_Aim of the task_.
Word for word, please copy the listing below, with its pictures left out.

_Given information_.
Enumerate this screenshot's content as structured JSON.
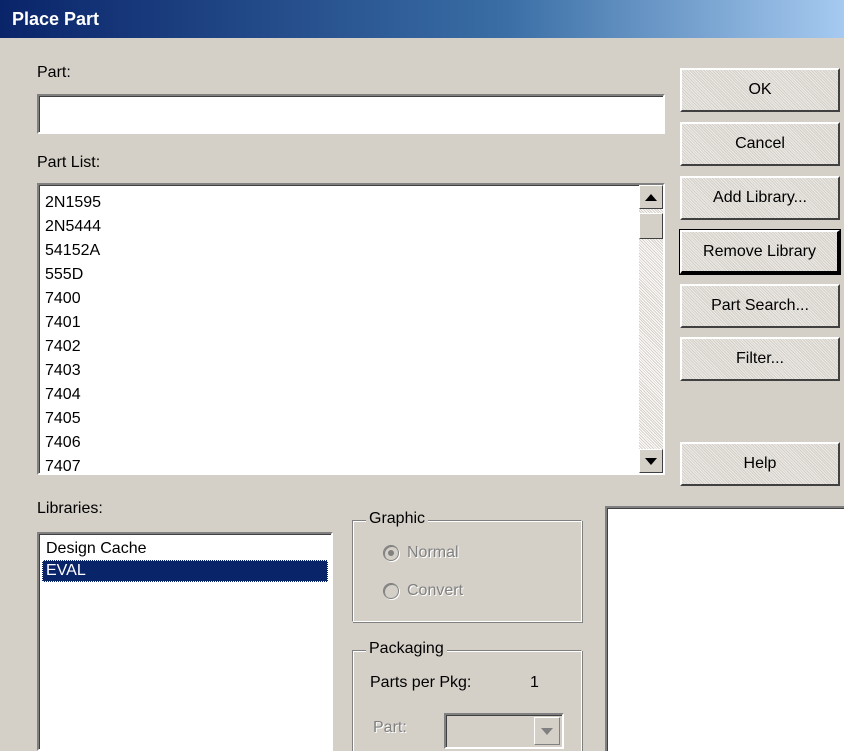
{
  "window": {
    "title": "Place Part"
  },
  "part_field": {
    "label": "Part:",
    "value": ""
  },
  "part_list": {
    "label": "Part List:",
    "items": [
      "2N1595",
      "2N5444",
      "54152A",
      "555D",
      "7400",
      "7401",
      "7402",
      "7403",
      "7404",
      "7405",
      "7406",
      "7407"
    ]
  },
  "buttons": {
    "ok": "OK",
    "cancel": "Cancel",
    "add_library": "Add Library...",
    "remove_library": "Remove Library",
    "part_search": "Part Search...",
    "filter": "Filter...",
    "help": "Help"
  },
  "libraries": {
    "label": "Libraries:",
    "items": [
      "Design Cache",
      "EVAL"
    ],
    "selected": "EVAL"
  },
  "graphic": {
    "title": "Graphic",
    "normal": "Normal",
    "convert": "Convert",
    "selected": "Normal"
  },
  "packaging": {
    "title": "Packaging",
    "parts_per_pkg_label": "Parts per Pkg:",
    "parts_per_pkg_value": "1",
    "part_label": "Part:",
    "part_value": ""
  },
  "colors": {
    "dialog_bg": "#d4d0c8",
    "title_start": "#0a246a",
    "title_end": "#a6caf0",
    "selection": "#0a246a"
  },
  "icons": {
    "scroll_up": "triangle-up-icon",
    "scroll_down": "triangle-down-icon",
    "combo_dropdown": "chevron-down-icon"
  }
}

_Response box_.
Enumerate this screenshot's content as structured JSON.
{
  "window": {
    "title": "Place Part"
  },
  "part_field": {
    "label": "Part:",
    "value": ""
  },
  "part_list": {
    "label": "Part List:",
    "items": [
      "2N1595",
      "2N5444",
      "54152A",
      "555D",
      "7400",
      "7401",
      "7402",
      "7403",
      "7404",
      "7405",
      "7406",
      "7407"
    ]
  },
  "buttons": {
    "ok": "OK",
    "cancel": "Cancel",
    "add_library": "Add Library...",
    "remove_library": "Remove Library",
    "part_search": "Part Search...",
    "filter": "Filter...",
    "help": "Help"
  },
  "libraries": {
    "label": "Libraries:",
    "items": [
      "Design Cache",
      "EVAL"
    ],
    "selected": "EVAL"
  },
  "graphic": {
    "title": "Graphic",
    "normal": "Normal",
    "convert": "Convert",
    "selected": "Normal"
  },
  "packaging": {
    "title": "Packaging",
    "parts_per_pkg_label": "Parts per Pkg:",
    "parts_per_pkg_value": "1",
    "part_label": "Part:",
    "part_value": ""
  },
  "colors": {
    "dialog_bg": "#d4d0c8",
    "title_start": "#0a246a",
    "title_end": "#a6caf0",
    "selection": "#0a246a"
  },
  "icons": {
    "scroll_up": "triangle-up-icon",
    "scroll_down": "triangle-down-icon",
    "combo_dropdown": "chevron-down-icon"
  }
}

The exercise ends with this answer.